[TASK INPUT]:
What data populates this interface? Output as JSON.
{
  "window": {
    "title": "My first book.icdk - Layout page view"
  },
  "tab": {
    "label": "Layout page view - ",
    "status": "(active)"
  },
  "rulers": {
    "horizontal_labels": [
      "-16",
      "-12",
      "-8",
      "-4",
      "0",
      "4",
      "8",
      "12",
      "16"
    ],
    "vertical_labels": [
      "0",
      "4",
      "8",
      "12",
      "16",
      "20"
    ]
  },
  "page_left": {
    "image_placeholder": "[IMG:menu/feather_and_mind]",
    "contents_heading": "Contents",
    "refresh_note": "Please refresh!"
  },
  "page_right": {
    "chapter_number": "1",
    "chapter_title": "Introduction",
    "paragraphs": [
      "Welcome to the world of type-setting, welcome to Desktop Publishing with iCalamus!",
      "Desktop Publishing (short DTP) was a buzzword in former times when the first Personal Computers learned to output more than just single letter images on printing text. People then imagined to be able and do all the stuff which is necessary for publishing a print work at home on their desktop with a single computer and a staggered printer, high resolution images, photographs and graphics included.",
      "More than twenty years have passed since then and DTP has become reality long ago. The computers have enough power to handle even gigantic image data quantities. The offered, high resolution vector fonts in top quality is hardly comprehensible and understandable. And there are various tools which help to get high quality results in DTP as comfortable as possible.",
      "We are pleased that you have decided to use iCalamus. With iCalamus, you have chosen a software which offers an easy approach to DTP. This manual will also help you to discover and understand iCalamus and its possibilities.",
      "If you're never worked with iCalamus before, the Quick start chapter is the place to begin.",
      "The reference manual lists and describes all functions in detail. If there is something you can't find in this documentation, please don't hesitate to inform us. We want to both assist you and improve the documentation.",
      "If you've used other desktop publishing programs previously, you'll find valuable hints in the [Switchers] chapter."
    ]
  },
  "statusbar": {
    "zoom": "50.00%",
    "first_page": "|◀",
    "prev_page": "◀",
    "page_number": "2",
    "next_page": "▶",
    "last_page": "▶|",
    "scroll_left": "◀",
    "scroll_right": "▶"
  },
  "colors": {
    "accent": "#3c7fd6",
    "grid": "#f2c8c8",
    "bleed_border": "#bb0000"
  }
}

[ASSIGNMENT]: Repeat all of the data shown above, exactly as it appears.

[REPLY TO THE TASK]:
What data populates this interface? Output as JSON.
{
  "window": {
    "title": "My first book.icdk - Layout page view"
  },
  "tab": {
    "label": "Layout page view - ",
    "status": "(active)"
  },
  "rulers": {
    "horizontal_labels": [
      "-16",
      "-12",
      "-8",
      "-4",
      "0",
      "4",
      "8",
      "12",
      "16"
    ],
    "vertical_labels": [
      "0",
      "4",
      "8",
      "12",
      "16",
      "20"
    ]
  },
  "page_left": {
    "image_placeholder": "[IMG:menu/feather_and_mind]",
    "contents_heading": "Contents",
    "refresh_note": "Please refresh!"
  },
  "page_right": {
    "chapter_number": "1",
    "chapter_title": "Introduction",
    "paragraphs": [
      "Welcome to the world of type-setting, welcome to Desktop Publishing with iCalamus!",
      "Desktop Publishing (short DTP) was a buzzword in former times when the first Personal Computers learned to output more than just single letter images on printing text. People then imagined to be able and do all the stuff which is necessary for publishing a print work at home on their desktop with a single computer and a staggered printer, high resolution images, photographs and graphics included.",
      "More than twenty years have passed since then and DTP has become reality long ago. The computers have enough power to handle even gigantic image data quantities. The offered, high resolution vector fonts in top quality is hardly comprehensible and understandable. And there are various tools which help to get high quality results in DTP as comfortable as possible.",
      "We are pleased that you have decided to use iCalamus. With iCalamus, you have chosen a software which offers an easy approach to DTP. This manual will also help you to discover and understand iCalamus and its possibilities.",
      "If you're never worked with iCalamus before, the Quick start chapter is the place to begin.",
      "The reference manual lists and describes all functions in detail. If there is something you can't find in this documentation, please don't hesitate to inform us. We want to both assist you and improve the documentation.",
      "If you've used other desktop publishing programs previously, you'll find valuable hints in the [Switchers] chapter."
    ]
  },
  "statusbar": {
    "zoom": "50.00%",
    "first_page": "|◀",
    "prev_page": "◀",
    "page_number": "2",
    "next_page": "▶",
    "last_page": "▶|",
    "scroll_left": "◀",
    "scroll_right": "▶"
  },
  "colors": {
    "accent": "#3c7fd6",
    "grid": "#f2c8c8",
    "bleed_border": "#bb0000"
  }
}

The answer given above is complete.